  • Article Image Alt Text
    Yogis do a happy baby pose.

Days before the Yoga in the Park event, Infinite Warrior Yoga owner Shawn Stephens Davis shared that the coronavirus pandemic had a negative impact on her business.

Despite the struggles, Stephens Davis said Infinite Warrior has managed to keep going virtually and with smaller classes in the studio.

“We are really excited about this event because we really miss the ‘community’ of yoga,” Stephens Davis said. “We believe in the power of unity and that comes from putting our mats down together. It brings together individuals of all shapes, colors and backgrounds without judgment."

"We all have one goal to just be present in the moment.” - Shawn Stephens Davis

Days later, Stephens Davis’ vision came to fruition as 20 people came to Hill Park in downtown Madison for the free Yoga in the Park class.

“We were so exited about the attendance since we didn’t do much advertising and it was thrown together on such a short notice,” Stephens Davis said. “We had some students we had only ‘seen’ virtually because they aren’t ready for in-studio participation yet, but they were excited to get out in the fresh air and we met some new friends that haven’t practiced with us before.”

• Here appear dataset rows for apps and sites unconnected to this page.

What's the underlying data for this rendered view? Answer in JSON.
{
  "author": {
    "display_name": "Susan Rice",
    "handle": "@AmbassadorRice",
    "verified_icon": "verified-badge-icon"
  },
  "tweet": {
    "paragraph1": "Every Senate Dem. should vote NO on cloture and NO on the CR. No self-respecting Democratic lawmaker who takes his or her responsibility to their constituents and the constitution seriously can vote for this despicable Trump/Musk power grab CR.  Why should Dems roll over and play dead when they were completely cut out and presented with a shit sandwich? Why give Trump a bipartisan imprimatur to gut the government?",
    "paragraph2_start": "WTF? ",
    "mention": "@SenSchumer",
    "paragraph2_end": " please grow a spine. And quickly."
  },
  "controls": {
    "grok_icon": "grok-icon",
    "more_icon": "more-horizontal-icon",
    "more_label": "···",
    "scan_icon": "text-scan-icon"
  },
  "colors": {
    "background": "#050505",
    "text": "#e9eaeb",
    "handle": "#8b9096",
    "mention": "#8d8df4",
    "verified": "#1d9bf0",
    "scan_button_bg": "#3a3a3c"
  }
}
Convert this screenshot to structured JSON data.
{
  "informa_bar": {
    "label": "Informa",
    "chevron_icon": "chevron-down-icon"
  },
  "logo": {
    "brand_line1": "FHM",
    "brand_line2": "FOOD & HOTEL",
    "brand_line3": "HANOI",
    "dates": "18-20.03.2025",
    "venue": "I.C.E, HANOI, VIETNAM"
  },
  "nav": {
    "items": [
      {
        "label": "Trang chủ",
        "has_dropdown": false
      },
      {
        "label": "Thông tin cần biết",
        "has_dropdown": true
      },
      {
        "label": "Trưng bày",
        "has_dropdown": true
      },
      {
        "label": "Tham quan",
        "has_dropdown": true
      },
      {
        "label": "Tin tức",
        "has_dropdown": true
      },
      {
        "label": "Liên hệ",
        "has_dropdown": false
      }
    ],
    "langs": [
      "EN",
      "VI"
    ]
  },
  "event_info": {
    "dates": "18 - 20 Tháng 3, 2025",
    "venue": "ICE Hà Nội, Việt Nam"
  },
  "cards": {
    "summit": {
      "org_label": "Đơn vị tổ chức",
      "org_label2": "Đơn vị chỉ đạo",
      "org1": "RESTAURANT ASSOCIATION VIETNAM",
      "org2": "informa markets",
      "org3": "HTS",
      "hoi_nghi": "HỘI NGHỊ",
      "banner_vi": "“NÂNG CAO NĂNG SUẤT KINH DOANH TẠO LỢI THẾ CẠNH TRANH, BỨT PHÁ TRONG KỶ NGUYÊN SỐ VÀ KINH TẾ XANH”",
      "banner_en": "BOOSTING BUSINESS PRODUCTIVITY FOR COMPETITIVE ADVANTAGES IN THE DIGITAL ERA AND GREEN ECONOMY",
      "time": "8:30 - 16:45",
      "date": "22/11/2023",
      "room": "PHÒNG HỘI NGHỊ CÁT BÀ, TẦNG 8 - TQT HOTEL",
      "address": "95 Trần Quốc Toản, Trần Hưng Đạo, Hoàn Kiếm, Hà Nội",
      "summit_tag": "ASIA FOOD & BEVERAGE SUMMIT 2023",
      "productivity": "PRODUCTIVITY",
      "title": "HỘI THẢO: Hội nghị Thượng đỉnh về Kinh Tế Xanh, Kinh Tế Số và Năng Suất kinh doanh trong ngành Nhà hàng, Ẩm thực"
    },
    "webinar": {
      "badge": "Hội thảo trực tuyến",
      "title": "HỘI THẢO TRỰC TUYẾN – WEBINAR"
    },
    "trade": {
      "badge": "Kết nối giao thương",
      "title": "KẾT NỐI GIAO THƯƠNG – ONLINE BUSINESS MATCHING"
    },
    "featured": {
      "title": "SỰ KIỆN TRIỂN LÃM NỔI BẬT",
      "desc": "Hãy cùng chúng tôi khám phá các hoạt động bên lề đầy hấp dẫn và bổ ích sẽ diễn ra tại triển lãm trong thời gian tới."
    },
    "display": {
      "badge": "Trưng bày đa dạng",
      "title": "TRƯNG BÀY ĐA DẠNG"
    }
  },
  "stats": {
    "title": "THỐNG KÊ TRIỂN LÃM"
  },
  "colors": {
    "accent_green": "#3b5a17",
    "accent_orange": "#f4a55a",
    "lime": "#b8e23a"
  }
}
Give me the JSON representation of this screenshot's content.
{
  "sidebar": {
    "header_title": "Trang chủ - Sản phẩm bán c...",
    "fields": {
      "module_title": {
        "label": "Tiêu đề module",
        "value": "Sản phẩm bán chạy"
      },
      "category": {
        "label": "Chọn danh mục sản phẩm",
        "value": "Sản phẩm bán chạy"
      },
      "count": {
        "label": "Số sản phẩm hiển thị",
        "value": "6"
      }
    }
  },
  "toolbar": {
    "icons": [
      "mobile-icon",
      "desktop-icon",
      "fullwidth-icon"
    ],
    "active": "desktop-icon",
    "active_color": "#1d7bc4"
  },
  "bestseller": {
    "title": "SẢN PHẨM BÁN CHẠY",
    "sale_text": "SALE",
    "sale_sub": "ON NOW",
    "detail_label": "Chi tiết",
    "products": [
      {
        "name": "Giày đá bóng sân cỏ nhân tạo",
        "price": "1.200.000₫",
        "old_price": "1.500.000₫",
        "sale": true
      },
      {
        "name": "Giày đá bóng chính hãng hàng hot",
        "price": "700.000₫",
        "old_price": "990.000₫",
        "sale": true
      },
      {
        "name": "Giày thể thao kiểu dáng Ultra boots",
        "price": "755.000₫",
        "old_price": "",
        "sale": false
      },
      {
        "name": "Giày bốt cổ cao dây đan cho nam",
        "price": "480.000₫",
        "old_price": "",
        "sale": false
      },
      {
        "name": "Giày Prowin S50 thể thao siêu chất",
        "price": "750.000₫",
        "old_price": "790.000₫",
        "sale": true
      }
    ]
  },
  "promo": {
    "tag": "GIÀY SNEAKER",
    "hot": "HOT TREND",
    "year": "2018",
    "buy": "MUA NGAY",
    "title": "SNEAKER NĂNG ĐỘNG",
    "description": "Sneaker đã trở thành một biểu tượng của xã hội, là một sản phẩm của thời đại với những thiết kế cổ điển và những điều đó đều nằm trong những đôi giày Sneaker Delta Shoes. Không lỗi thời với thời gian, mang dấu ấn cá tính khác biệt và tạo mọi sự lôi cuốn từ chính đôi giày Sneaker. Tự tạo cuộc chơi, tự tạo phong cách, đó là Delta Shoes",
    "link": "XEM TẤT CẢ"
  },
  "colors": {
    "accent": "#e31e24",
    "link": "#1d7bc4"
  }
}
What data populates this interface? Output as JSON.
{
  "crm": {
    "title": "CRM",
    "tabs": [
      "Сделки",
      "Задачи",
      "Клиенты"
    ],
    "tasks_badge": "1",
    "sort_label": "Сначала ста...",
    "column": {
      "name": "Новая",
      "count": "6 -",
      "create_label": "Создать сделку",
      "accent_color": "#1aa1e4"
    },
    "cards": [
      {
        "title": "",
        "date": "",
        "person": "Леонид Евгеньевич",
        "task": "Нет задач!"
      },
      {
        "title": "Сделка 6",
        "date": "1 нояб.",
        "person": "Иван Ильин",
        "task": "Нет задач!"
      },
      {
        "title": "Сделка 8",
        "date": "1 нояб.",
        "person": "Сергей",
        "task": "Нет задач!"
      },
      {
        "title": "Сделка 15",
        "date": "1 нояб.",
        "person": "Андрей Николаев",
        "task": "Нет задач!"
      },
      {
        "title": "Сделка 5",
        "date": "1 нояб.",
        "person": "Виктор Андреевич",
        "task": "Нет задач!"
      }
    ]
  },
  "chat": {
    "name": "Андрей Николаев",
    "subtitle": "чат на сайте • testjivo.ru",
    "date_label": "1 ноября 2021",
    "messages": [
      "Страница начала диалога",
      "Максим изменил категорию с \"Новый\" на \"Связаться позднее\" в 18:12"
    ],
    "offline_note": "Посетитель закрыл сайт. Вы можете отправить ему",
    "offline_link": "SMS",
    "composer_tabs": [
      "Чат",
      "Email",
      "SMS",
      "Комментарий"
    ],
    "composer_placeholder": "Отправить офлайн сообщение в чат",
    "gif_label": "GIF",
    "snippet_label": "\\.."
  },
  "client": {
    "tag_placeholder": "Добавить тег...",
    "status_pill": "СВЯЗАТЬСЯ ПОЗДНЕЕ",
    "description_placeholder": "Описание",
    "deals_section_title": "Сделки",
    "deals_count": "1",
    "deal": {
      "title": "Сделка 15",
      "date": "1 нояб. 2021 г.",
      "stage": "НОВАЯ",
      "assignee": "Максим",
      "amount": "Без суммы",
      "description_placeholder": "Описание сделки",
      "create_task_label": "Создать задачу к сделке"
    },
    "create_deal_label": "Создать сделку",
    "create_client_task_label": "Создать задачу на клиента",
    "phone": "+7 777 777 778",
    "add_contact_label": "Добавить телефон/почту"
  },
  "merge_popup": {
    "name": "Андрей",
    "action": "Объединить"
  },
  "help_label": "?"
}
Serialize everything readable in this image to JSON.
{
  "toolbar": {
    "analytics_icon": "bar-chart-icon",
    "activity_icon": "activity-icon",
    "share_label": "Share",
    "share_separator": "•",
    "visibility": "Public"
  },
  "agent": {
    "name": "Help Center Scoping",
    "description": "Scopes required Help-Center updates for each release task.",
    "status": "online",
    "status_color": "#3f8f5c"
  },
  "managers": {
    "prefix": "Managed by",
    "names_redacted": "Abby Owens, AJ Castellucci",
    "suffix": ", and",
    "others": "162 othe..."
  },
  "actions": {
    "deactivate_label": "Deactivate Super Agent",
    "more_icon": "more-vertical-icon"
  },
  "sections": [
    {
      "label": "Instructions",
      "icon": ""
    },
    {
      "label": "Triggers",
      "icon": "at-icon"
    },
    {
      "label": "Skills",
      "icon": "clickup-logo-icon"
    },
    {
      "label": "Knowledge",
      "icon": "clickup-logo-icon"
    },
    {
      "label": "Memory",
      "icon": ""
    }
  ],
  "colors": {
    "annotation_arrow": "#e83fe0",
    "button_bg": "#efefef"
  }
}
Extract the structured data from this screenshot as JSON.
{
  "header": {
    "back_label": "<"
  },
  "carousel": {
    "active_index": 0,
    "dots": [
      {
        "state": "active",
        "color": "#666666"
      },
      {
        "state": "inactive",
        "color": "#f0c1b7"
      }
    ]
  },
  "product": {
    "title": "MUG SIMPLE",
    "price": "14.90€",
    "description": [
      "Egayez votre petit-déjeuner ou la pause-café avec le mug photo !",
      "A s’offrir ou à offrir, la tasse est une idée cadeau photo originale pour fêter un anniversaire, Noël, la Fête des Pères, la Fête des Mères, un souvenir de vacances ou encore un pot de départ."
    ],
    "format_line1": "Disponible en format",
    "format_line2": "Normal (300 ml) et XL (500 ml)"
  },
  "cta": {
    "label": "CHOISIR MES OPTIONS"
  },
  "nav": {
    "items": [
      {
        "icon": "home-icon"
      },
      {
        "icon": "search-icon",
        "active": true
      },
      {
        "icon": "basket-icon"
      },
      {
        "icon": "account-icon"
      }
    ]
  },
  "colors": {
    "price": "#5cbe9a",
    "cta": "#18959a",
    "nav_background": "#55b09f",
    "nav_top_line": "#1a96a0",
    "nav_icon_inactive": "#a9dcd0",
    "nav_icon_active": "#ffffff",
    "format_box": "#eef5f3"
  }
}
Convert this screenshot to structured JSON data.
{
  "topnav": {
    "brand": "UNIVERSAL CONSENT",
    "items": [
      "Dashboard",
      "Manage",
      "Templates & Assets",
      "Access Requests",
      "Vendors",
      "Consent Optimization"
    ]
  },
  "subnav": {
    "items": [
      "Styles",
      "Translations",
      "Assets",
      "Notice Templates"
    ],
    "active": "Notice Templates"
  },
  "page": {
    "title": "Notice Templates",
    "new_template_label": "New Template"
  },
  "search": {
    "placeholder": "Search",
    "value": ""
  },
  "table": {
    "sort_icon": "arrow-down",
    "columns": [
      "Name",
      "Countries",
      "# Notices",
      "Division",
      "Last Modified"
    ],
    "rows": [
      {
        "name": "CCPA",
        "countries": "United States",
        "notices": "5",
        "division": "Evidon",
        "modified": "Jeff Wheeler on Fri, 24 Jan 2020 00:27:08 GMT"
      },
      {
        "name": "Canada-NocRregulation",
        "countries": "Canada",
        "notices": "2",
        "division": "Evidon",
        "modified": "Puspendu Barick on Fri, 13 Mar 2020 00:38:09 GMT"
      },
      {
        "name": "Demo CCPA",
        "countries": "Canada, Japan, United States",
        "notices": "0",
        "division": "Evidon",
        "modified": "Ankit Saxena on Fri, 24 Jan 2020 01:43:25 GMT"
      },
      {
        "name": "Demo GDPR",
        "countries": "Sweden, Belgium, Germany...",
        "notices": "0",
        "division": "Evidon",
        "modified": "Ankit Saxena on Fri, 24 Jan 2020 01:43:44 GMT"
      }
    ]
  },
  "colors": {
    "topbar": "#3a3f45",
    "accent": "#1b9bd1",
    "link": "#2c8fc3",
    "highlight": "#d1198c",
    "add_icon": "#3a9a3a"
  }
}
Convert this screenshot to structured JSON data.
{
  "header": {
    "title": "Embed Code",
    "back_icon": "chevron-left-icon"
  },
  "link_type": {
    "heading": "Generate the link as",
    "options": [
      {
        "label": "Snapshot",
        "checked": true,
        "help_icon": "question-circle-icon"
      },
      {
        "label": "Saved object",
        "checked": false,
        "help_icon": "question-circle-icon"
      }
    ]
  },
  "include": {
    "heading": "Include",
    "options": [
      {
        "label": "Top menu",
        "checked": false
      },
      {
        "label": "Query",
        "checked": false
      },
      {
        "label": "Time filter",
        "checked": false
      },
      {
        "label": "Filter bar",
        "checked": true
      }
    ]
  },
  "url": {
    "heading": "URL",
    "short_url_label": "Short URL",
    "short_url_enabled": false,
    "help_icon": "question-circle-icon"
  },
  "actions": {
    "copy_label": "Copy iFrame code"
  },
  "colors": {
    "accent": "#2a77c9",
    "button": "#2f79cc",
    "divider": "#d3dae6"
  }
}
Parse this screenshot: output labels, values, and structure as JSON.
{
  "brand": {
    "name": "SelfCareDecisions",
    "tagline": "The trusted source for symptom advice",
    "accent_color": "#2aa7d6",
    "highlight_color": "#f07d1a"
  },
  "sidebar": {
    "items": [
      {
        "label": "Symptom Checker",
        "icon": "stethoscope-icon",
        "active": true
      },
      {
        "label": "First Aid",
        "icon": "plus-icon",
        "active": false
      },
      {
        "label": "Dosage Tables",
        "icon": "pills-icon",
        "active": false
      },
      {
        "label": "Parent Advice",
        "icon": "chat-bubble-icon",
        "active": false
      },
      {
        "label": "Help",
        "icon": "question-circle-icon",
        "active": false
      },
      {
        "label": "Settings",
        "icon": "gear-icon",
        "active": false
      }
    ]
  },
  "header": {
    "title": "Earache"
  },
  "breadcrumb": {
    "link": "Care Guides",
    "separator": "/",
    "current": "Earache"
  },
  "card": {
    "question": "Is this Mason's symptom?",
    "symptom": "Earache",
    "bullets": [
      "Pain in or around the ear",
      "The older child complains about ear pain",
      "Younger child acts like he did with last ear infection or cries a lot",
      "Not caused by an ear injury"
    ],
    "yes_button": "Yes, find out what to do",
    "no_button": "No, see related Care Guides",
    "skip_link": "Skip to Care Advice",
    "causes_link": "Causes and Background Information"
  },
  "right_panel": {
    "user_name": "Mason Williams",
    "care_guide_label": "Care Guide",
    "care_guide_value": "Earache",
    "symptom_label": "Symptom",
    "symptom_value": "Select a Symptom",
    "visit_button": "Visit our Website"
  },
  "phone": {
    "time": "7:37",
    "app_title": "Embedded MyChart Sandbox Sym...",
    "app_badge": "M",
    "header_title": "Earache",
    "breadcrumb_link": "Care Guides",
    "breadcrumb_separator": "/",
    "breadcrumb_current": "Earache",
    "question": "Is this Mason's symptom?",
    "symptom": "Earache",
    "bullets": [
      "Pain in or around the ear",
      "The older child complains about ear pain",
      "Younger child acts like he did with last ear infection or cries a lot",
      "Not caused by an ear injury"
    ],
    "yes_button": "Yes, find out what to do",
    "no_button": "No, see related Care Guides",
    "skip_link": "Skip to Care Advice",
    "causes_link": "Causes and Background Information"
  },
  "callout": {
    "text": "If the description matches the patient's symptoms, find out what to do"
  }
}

Stephens Davis’ business was forced to shut down on March 16 for the COVID-19 quarantine. Before the shutdown, classes at Infinite Warrior ranged in size from 15 to 30 people. The studio re-opened June 1. Classes in the studio now only allow for eight people max per class. The limit allows each student a 7-foot perimeter around their mat and space for the camera so they can livestream the classes for students who want to participate in the class or are not ready to come into the studio yet.

“I am grateful to be teaching in the studio again, along with our livestream platform, but I still missed the energy from being with our group,” Stephens Davis said.

She went on to say that their studio is unique because it offers infrared heated classes, which offer a number of benefits.

“One of the ways I describe the feeling of infrared heat is it’s like being in the sunshine on a summer day in Georgia, minus the humidity,” Stephens Davis said. “So in an effort to get the community we were all craving and still provide the heated experience, yoga in the park seemed like the best way to achieve both.”

Overall, the students loved the class. Many said they appreciated the break in the heat as soft winds blew through the park. Others said they felt more grounded internally because of their physical connection to the ground rather than the level studio floor.

“But mostly we heard how much they had missed their fellow yogis and being able to see them in person but still be safe,” Stephens Davis said.

As for the future of Yoga in the Park, Stephens Davis said they plan to have another free community event on Aug. 15 at 9 a.m. They would also like to try out different parks. More information about upcoming Yoga in the Park events can be found on the Infinite Warrior Facebook page.